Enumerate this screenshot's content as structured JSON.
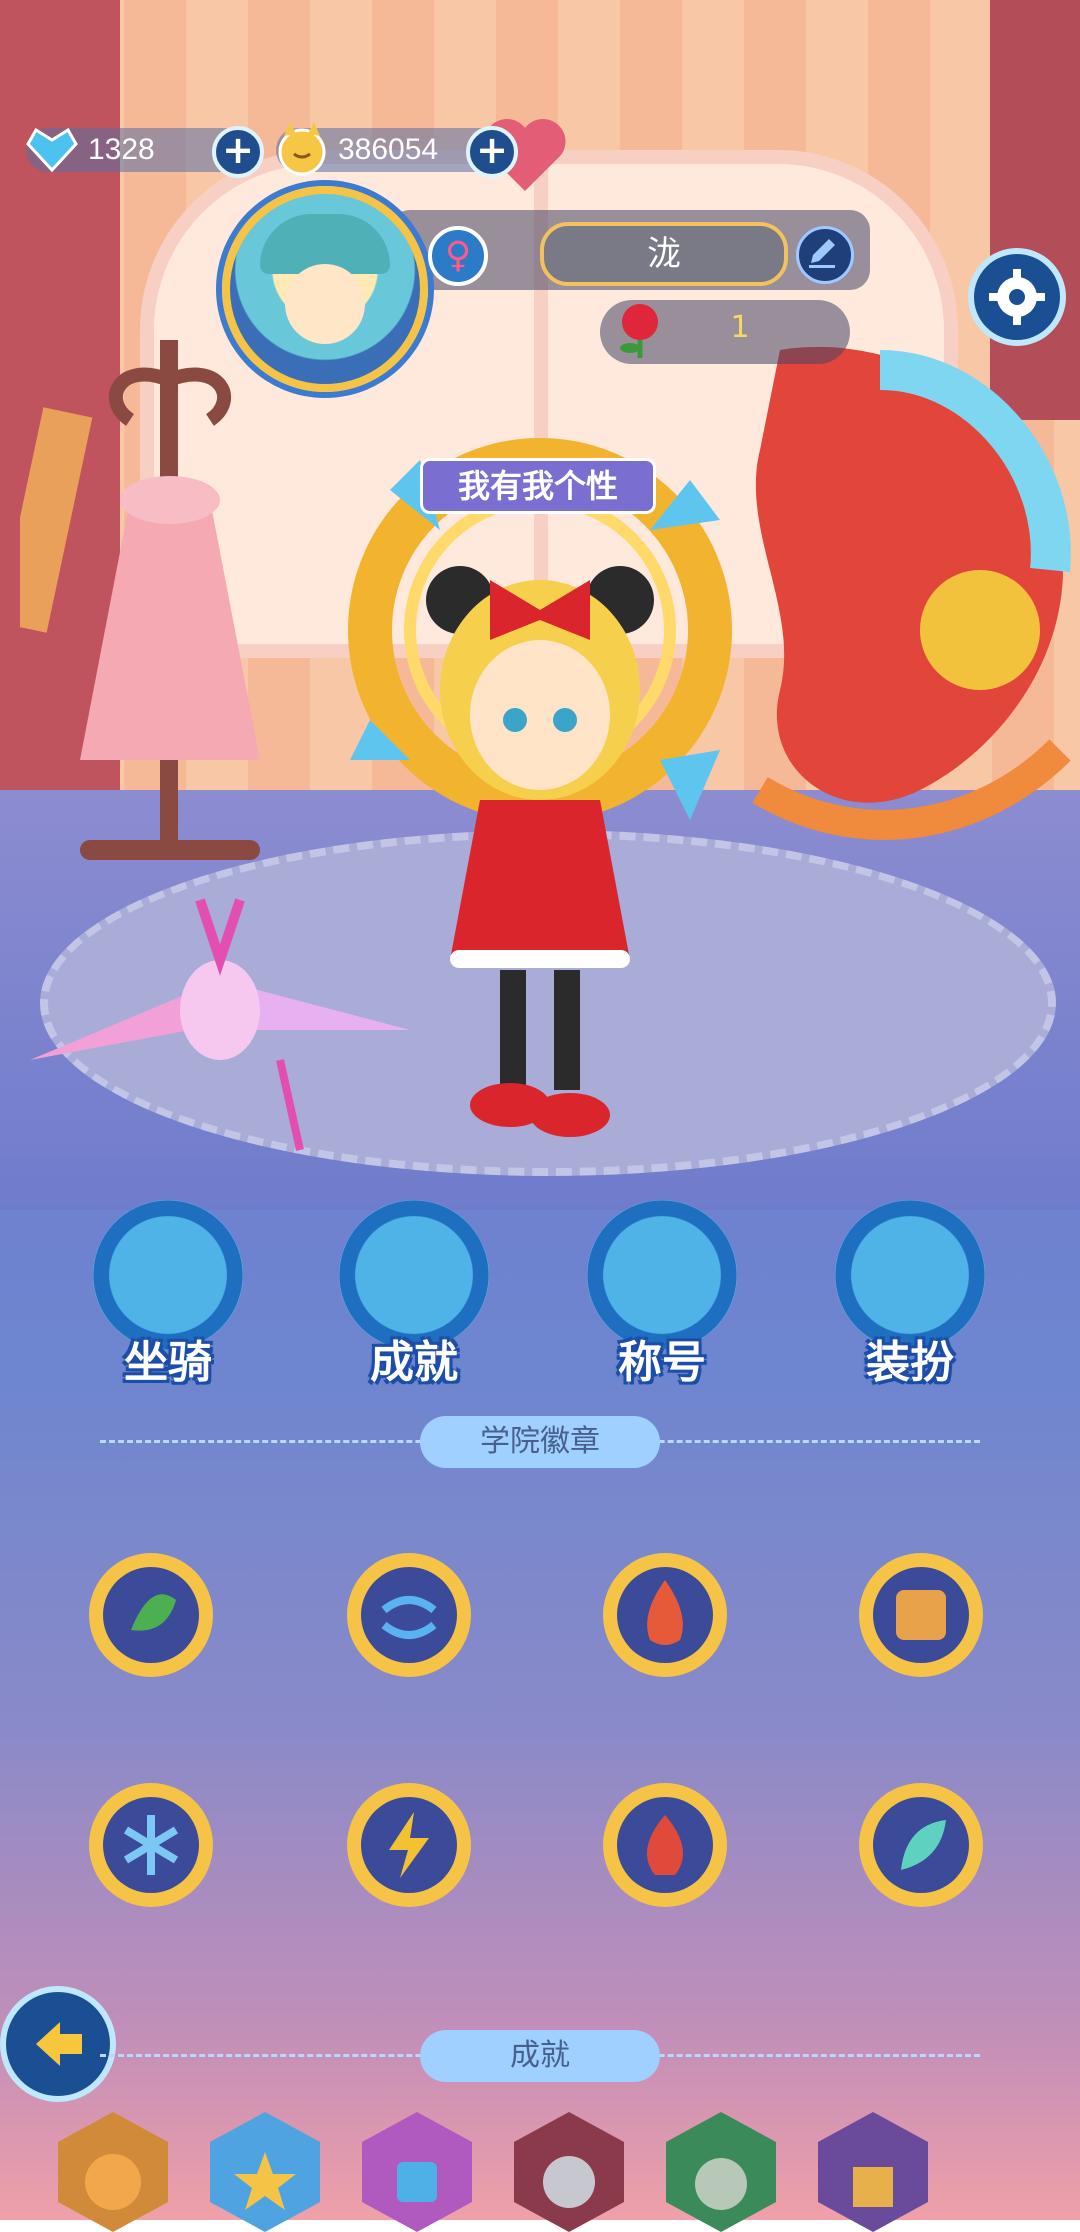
{
  "currency": {
    "gems": "1328",
    "coins": "386054"
  },
  "profile": {
    "name": "泷",
    "gender_symbol": "♀",
    "roses": "1"
  },
  "banner": "我有我个性",
  "functions": [
    {
      "label": "坐骑",
      "icon": "duck-icon"
    },
    {
      "label": "成就",
      "icon": "medal-icon"
    },
    {
      "label": "称号",
      "icon": "star-shield-icon"
    },
    {
      "label": "装扮",
      "icon": "fox-sweater-icon"
    }
  ],
  "sections": {
    "badges_title": "学院徽章",
    "achievements_title": "成就"
  },
  "badges": [
    {
      "name": "leaf-badge-icon",
      "color": "#4caf50"
    },
    {
      "name": "wind-badge-icon",
      "color": "#5ab3f0"
    },
    {
      "name": "fire-badge-icon",
      "color": "#e65a3a"
    },
    {
      "name": "earth-badge-icon",
      "color": "#e8a24a"
    },
    {
      "name": "ice-badge-icon",
      "color": "#7cc8f5"
    },
    {
      "name": "thunder-badge-icon",
      "color": "#f2c230"
    },
    {
      "name": "flame-badge-icon",
      "color": "#e04a3a"
    },
    {
      "name": "wing-badge-icon",
      "color": "#5fd1c0"
    }
  ],
  "achievement_icons": [
    "fox-achievement-icon",
    "star-achievement-icon",
    "dice-achievement-icon",
    "robot-achievement-icon",
    "bunny-achievement-icon",
    "castle-achievement-icon"
  ],
  "colors": {
    "accent_blue": "#1f4d8e",
    "gold": "#f5c446"
  }
}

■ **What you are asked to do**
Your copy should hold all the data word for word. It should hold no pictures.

■ **Response area**
Enumerate this screenshot's content as structured JSON.
{
  "currency": {
    "gems": "1328",
    "coins": "386054"
  },
  "profile": {
    "name": "泷",
    "gender_symbol": "♀",
    "roses": "1"
  },
  "banner": "我有我个性",
  "functions": [
    {
      "label": "坐骑",
      "icon": "duck-icon"
    },
    {
      "label": "成就",
      "icon": "medal-icon"
    },
    {
      "label": "称号",
      "icon": "star-shield-icon"
    },
    {
      "label": "装扮",
      "icon": "fox-sweater-icon"
    }
  ],
  "sections": {
    "badges_title": "学院徽章",
    "achievements_title": "成就"
  },
  "badges": [
    {
      "name": "leaf-badge-icon",
      "color": "#4caf50"
    },
    {
      "name": "wind-badge-icon",
      "color": "#5ab3f0"
    },
    {
      "name": "fire-badge-icon",
      "color": "#e65a3a"
    },
    {
      "name": "earth-badge-icon",
      "color": "#e8a24a"
    },
    {
      "name": "ice-badge-icon",
      "color": "#7cc8f5"
    },
    {
      "name": "thunder-badge-icon",
      "color": "#f2c230"
    },
    {
      "name": "flame-badge-icon",
      "color": "#e04a3a"
    },
    {
      "name": "wing-badge-icon",
      "color": "#5fd1c0"
    }
  ],
  "achievement_icons": [
    "fox-achievement-icon",
    "star-achievement-icon",
    "dice-achievement-icon",
    "robot-achievement-icon",
    "bunny-achievement-icon",
    "castle-achievement-icon"
  ],
  "colors": {
    "accent_blue": "#1f4d8e",
    "gold": "#f5c446"
  }
}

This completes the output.